“We need to prevent spotted lanternfly from going somewhere else and becoming a bigger problem,” said Eric Day, manager of the Insect ID Lab in the Department of Entomology. “Make sure it does not move on vehicles or plants and remove and squish any you find.”

Day said he has been impressed with the citizens of Virginia and their efforts to reduce the impact of the spotted lanternfly.

“Active citizens and businesses in quarantine areas have helped slow spread significantly,” Day said. “Now, to stop this insect from becoming a bigger problem, we must take action to make sure this hitchhiking insect doesn’t get any free rides through our state.”

Take action

Late spring and early summer

  • Look for the immature stages and control them early on grapes or in backyards
  • Look in your backyard for the spotted lanternfly’s favorite host tree – the tree of heaven. If possible, remove those trees as they function as a host that enables the insect to spread further and quicker.

Summer
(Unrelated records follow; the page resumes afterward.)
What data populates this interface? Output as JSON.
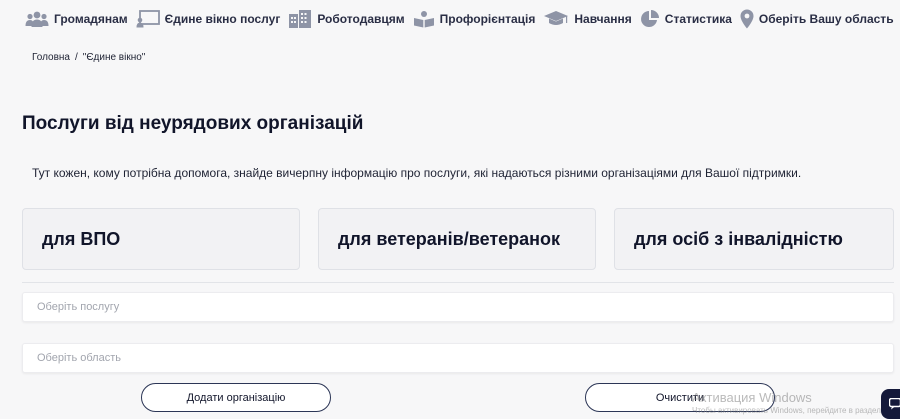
{
  "nav": {
    "items": [
      {
        "label": "Громадянам",
        "icon": "people-icon"
      },
      {
        "label": "Єдине вікно послуг",
        "icon": "presentation-board-icon"
      },
      {
        "label": "Роботодавцям",
        "icon": "buildings-icon"
      },
      {
        "label": "Профорієнтація",
        "icon": "open-book-icon"
      },
      {
        "label": "Навчання",
        "icon": "graduation-cap-icon"
      },
      {
        "label": "Статистика",
        "icon": "pie-chart-icon"
      },
      {
        "label": "Оберіть Вашу область",
        "icon": "map-pin-icon"
      }
    ],
    "icon_color": "#8e94a6"
  },
  "breadcrumb": {
    "home": "Головна",
    "separator": "/",
    "current": "\"Єдине вікно\""
  },
  "page": {
    "title": "Послуги від неурядових організацій",
    "intro": "Тут кожен, кому потрібна допомога, знайде вичерпну інформацію про послуги, які надаються різними організаціями для Вашої підтримки."
  },
  "categories": [
    {
      "label": "для ВПО"
    },
    {
      "label": "для ветеранів/ветеранок"
    },
    {
      "label": "для осіб з інвалідністю"
    }
  ],
  "filters": {
    "service_placeholder": "Оберіть послугу",
    "region_placeholder": "Оберіть область"
  },
  "actions": {
    "add_label": "Додати організацію",
    "clear_label": "Очистити",
    "border_color": "#2c3656"
  },
  "os_overlay": {
    "watermark": "Активация Windows",
    "watermark_sub": "Чтобы активировать Windows, перейдите в раздел \"Параметры\"."
  },
  "colors": {
    "background": "#f7f7f8",
    "text": "#11152a",
    "placeholder": "#a2a5ae",
    "card_bg": "#f2f2f4",
    "chat_widget": "#14193a"
  }
}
  • Check car wheel wells, boat trailers or box trucks for the lanternfly
spotted lanternfly
The spotted lanternfly will emerge from from its egg stage in mid- to late April to feed on a wide range of fruit, ornamental and woody trees, and vines. Photo by Theresa Dellinger for Virginia Tech.

Crystal Graham

Crystal Graham

Crystal Abbe Graham is the regional editor of Augusta Free Press. A 1999 graduate of Virginia Tech, she has worked for nearly 25 years as a reporter and editor for several Virginia publications, written a book, and garnered more than a dozen Virginia Press Association awards for writing and graphic design. She was the co-host of "Viewpoints," a weekly TV news show, and co-host of Virginia Tonight, a nightly TV news show. Her work on "Virginia Tonight" earned her a national Telly award for excellence in television.